Ms. Villa acknowledged that the laundry hamper belonged to her; it was full of her dirty clothes and was being used to transport her personal belongings during her travels. See Edwards, 242 F.3d at 937-38. However, although not dispositive, the location of the laundry hamper in the back seat, rather than the trunk, diminishes Ms. Villa's expectation of privacy. See Worthon, 520 F.3d at 1182. Nevertheless, because the hamper belonged to Ms. Villa, contained her personal items, and was being used to carry these items while traveling, she has demonstrated a subjective expectation of privacy and one that society would recognize as objectively reasonable. As such, Ms. Villa has standing to contest the search of the laundry hamper.

B. Exception to the Warrant Requirement — The Automobile Exception

Once a defendant challenges a warrantless search, the prosecution must prove that an exception to the warrant requirement applies. United States v. Maestas, 2 F.3d 1485, 1491 (10th Cir. 1993). The government argues that the warrantless search of Ms. Villa's car and hamper was justified because of the automobile exception, which allows police officers to search a vehicle and containers in the vehicle which may contain contraband without a warrant when they have probable cause to believe that contraband is located inside of it. United States v. Ross, 456 U.S. 798, 823, 825 (1982). An alert of a drug dog is sufficient to establish probable cause if the dog in question is trained to detect narcotics. United States v. Rosborough, 366 F.3d 1145, 1151 (10th Cir. 2004). The training of the dog and the annual certification establish the reliability of the canine. United States v. Kennedy, 131 F.3d 1371, 1378 (10th Cir. 1997).

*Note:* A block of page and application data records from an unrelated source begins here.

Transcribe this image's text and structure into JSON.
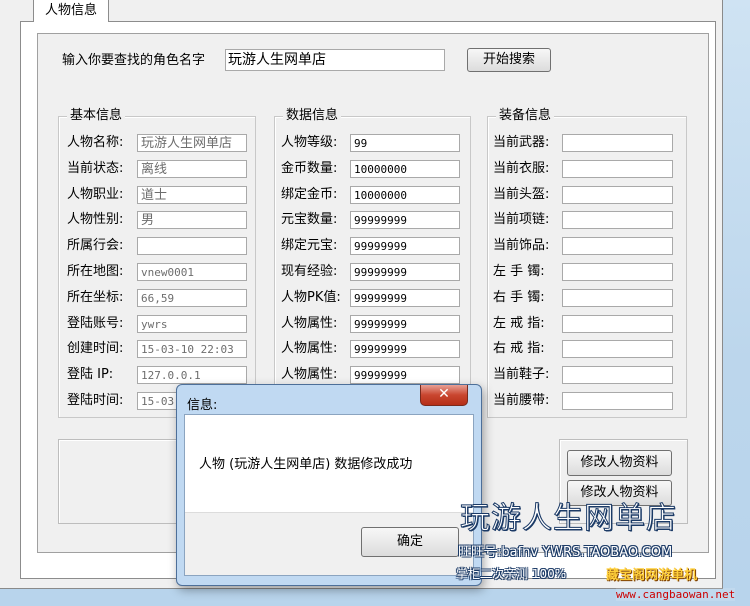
{
  "tab": {
    "label": "人物信息"
  },
  "search": {
    "label": "输入你要查找的角色名字",
    "value": "玩游人生网单店",
    "button": "开始搜索"
  },
  "basic": {
    "title": "基本信息",
    "rows": [
      {
        "label": "人物名称:",
        "value": "玩游人生网单店"
      },
      {
        "label": "当前状态:",
        "value": "离线"
      },
      {
        "label": "人物职业:",
        "value": "道士"
      },
      {
        "label": "人物性别:",
        "value": "男"
      },
      {
        "label": "所属行会:",
        "value": ""
      },
      {
        "label": "所在地图:",
        "value": "vnew0001"
      },
      {
        "label": "所在坐标:",
        "value": "66,59"
      },
      {
        "label": "登陆账号:",
        "value": "ywrs"
      },
      {
        "label": "创建时间:",
        "value": "15-03-10 22:03"
      },
      {
        "label": "登陆 IP:",
        "value": "127.0.0.1"
      },
      {
        "label": "登陆时间:",
        "value": "15-03"
      }
    ]
  },
  "stats": {
    "title": "数据信息",
    "rows": [
      {
        "label": "人物等级:",
        "value": "99"
      },
      {
        "label": "金币数量:",
        "value": "10000000"
      },
      {
        "label": "绑定金币:",
        "value": "10000000"
      },
      {
        "label": "元宝数量:",
        "value": "99999999"
      },
      {
        "label": "绑定元宝:",
        "value": "99999999"
      },
      {
        "label": "现有经验:",
        "value": "99999999"
      },
      {
        "label": "人物PK值:",
        "value": "99999999"
      },
      {
        "label": "人物属性:",
        "value": "99999999"
      },
      {
        "label": "人物属性:",
        "value": "99999999"
      },
      {
        "label": "人物属性:",
        "value": "99999999"
      }
    ]
  },
  "equip": {
    "title": "装备信息",
    "rows": [
      {
        "label": "当前武器:",
        "value": ""
      },
      {
        "label": "当前衣服:",
        "value": ""
      },
      {
        "label": "当前头盔:",
        "value": ""
      },
      {
        "label": "当前项链:",
        "value": ""
      },
      {
        "label": "当前饰品:",
        "value": ""
      },
      {
        "label": "左 手 镯:",
        "value": ""
      },
      {
        "label": "右 手 镯:",
        "value": ""
      },
      {
        "label": "左 戒 指:",
        "value": ""
      },
      {
        "label": "右 戒 指:",
        "value": ""
      },
      {
        "label": "当前鞋子:",
        "value": ""
      },
      {
        "label": "当前腰带:",
        "value": ""
      }
    ]
  },
  "actions": {
    "modify_1": "修改人物资料",
    "modify_2": "修改人物资料"
  },
  "dialog": {
    "title": "信息:",
    "close": "✕",
    "message": "人物 (玩游人生网单店) 数据修改成功",
    "ok": "确定"
  },
  "watermark": {
    "title": "玩游人生网单店",
    "contact": "旺旺号:bafnv  YWRS.TAOBAO.COM",
    "note": "掌柜二次亲测 100%",
    "brand": "藏宝阁网游单机",
    "url": "www.cangbaowan.net"
  },
  "colors": {
    "window_bg": "#f0f0f0",
    "dialog_frame": "#c0d9f2",
    "close_red": "#c9462f",
    "desktop": "#bcd6ec"
  }
}
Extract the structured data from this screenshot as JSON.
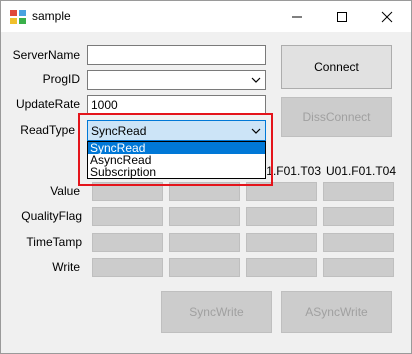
{
  "window": {
    "title": "sample"
  },
  "form": {
    "server_name_label": "ServerName",
    "server_name_value": "",
    "prog_id_label": "ProgID",
    "prog_id_value": "",
    "update_rate_label": "UpdateRate",
    "update_rate_value": "1000",
    "read_type_label": "ReadType",
    "read_type_value": "SyncRead",
    "read_type_options": [
      "SyncRead",
      "AsyncRead",
      "Subscription"
    ]
  },
  "buttons": {
    "connect": "Connect",
    "disconnect": "DissConnect",
    "sync_write": "SyncWrite",
    "async_write": "ASyncWrite"
  },
  "grid": {
    "column_headers": [
      "",
      "",
      "U01.F01.T03",
      "U01.F01.T04"
    ],
    "row_labels": [
      "Value",
      "QualityFlag",
      "TimeTamp",
      "Write"
    ]
  },
  "colors": {
    "highlight": "#e4141b",
    "selection": "#0078d7"
  }
}
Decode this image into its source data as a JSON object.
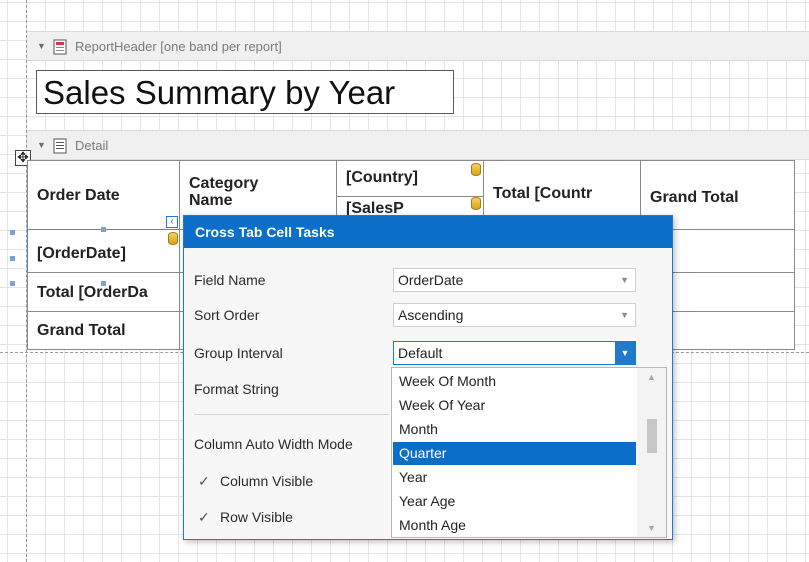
{
  "report_header_band": {
    "label": "ReportHeader [one band per report]",
    "icon": "report-header-icon"
  },
  "report_title": "Sales Summary by Year",
  "detail_band": {
    "label": "Detail",
    "icon": "detail-band-icon"
  },
  "crosstab": {
    "order_date_header": "Order Date",
    "category_name_header": "Category Name",
    "country_header": "[Country]",
    "sales_person_header": "[SalesP",
    "total_country_header": "Total [Countr",
    "grand_total_col_header": "Grand Total",
    "order_date_field": "[OrderDate]",
    "total_order_date": "Total [OrderDa",
    "grand_total_row": "Grand Total"
  },
  "tasks_panel": {
    "title": "Cross Tab Cell Tasks",
    "field_name_label": "Field Name",
    "field_name_value": "OrderDate",
    "sort_order_label": "Sort Order",
    "sort_order_value": "Ascending",
    "group_interval_label": "Group Interval",
    "group_interval_value": "Default",
    "format_string_label": "Format String",
    "column_auto_width_label": "Column Auto Width Mode",
    "column_visible_label": "Column Visible",
    "column_visible_checked": true,
    "row_visible_label": "Row Visible",
    "row_visible_checked": true
  },
  "group_interval_options": [
    "Week Of Month",
    "Week Of Year",
    "Month",
    "Quarter",
    "Year",
    "Year Age",
    "Month Age"
  ],
  "selected_option": "Quarter",
  "colors": {
    "accent": "#0b6fc8",
    "band_bg": "#f0f0f0",
    "grid": "#e4e4e4"
  }
}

In this case, the drug dog completed certification in May 2005 and 2006, and in June 2007. At the time of the alert in this case, on September 7, 2007, the dog was fully trained and certified to detect narcotics. Further, although the handler testified that the dog received only a fifty-percent success rate in properly alerting narcotics, he later noted that in ninety-nine percent of cases where a search failed to produce drugs after an alert, the subjects of the searches admitted that the area had previously contained drugs. As such, the reliability of the dog is sufficient, and his alert established probable cause to search the vehicle. Further, because Mr. Phy testified that he could not see the entire vehicle, his testimony that he did not see the dog alert is not entirely credible.

Because the officers did not need probable cause to conduct a canine sniff, and because the dog alerted to drugs, probable cause existed to search the vehicle. Further, because the automobile exception to the warrant requirement applies in this situation, the officers were justified in searching the vehicle and thus, Ms. Villa's motion to suppress is denied.

IT IS THEREFORE ORDERED that Esmerelda Villa's motion to suppress (Dkt. No. 12) is denied.